Rogers' Promised Lands combines two main narrative threads. The first story tells of William Dawes, a member of the first British settlement in Australia. The second story is that of Stephen Beech, a modern-day author writing about Dawes, whose wife, Olla, believes their child, a crippled boy named Daniel, is the world's savior. Critics were enthusiastic in their response to Promised Lands. "Intensely atmospheric, structurally sophisticated and deeply political, this is a challenging and hypnotic work," wrote a Publishers Weekly contributor. Booklist contributor Eric Robbins called the work "an engrossing meditation on illusions and reality." Robbins added: "Themes within the story constantly echo and reverberate in this extremely satisfying work." Joshua Cohen also lauded the work in the Library Journal, commenting: "Rogers's superbly crafted narrative immerses the reader in the harsh choices and conditions of colonial life."

Rogers' 2000 work, Island, is the story of Nikki Black, a young woman whose mother abandoned her nearly thirty years before by leaving her on the steps of a London post office. Nikki travels to the Scottish Hebrides to find her mother and exact her revenge. Nikki's plan to murder her mother is complicated, however, by the existence of Calum, her innocent half-brother. Calling the novel a "brooding, furiously powerful tale," a Kirkus Reviews contributor wrote: "This tale of a madness … is also a complex rendering of the art of storytelling, where history and invention seem to purposefully converge, each to transform the other."
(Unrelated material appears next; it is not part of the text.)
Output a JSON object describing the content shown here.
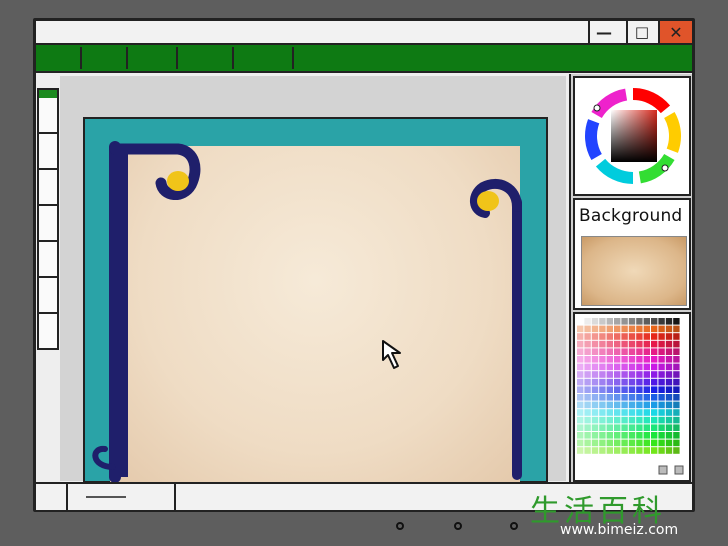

In Rogers' novel The Voyage Home, Anne Harrington is returning home to England after taking care of her late father's affairs in Africa. When she comes across his journal during the sea voyage, she discovers that what she remembers about her father does not coincide with his journal entries, which reveal a devastating secret. At the same time, Harrington becomes involved in helping a couple who are stowaways, leading her to become involved in a murder. A Publishers Weekly contributor called the novel "a lusciously written tale, rich in emotional nuance." Allison Block, writing in Booklist, commented that the author "is a master at blending gripping narrative and nuanced prose." In a review for the Spectator, Sandra Howard noted: "The writing is lyrical." Rogers also served as editor of Good Fiction Guide, which Library Journal contributor Marilyn Rosenthal called "unique," noting that the reference book includes "popular and genre fiction for both adults and teens … classics, contemporary literature, and international works translated into English."



Booklist, April 15, 1997, Eric Robbins, review of Promised Lands, p. 1386; June 1, 1999, Steffanie Brown, review of Mr. Wroe's Virgins, p. 1795; June 1, 2004, Allison Block, review of The Voyage Home, p. 1705.

Financial Times, February 19, 1983.

Kirkus Reviews, August 15, 2000, review of Island, p. 1139; June 1, 2004, review of The Voyage Home, p. 514.

Library Journal, April 1, 1997, Joshua Cohen, review of Promised Lands, p. 131; November 15, 2001, Marilyn Rosenthal, review of Good Fiction Guide, p. 60.

New Statesman & Society, September 1, 1995, Judy Cooke, review of Promised Lands, p. 32.

New York Times Book Review, August 17, 1986, Barbara Tritel, review of Her Living Image, p. 22; September 21, 1997, David Willis McCullough, review of Promised Lands, p. 20; August 22, 1999, Kathryn Harrison, review of Mr. Wroe's Virgins, p. 10.

Publishers Weekly, April 25, 1986, Sybil Steinberg, review of Her Living Image, p. 65; March 10, 1997, review of Promised Lands, p. 49; April 12, 1999, review of Mr. Wroe's Virgins, p. 51; July 5, 2004, review of The Voyage Home, p. 37.

Spectator, April 10, 2004, Sandra Howard, review of The Voyage Home, p. 35.

Times Literary Supplement, February 11, 1983, John Melmoth, review of Separate Tracks, p. 130.

About this article

Rogers, Jane 1952–

Updated About content Print Article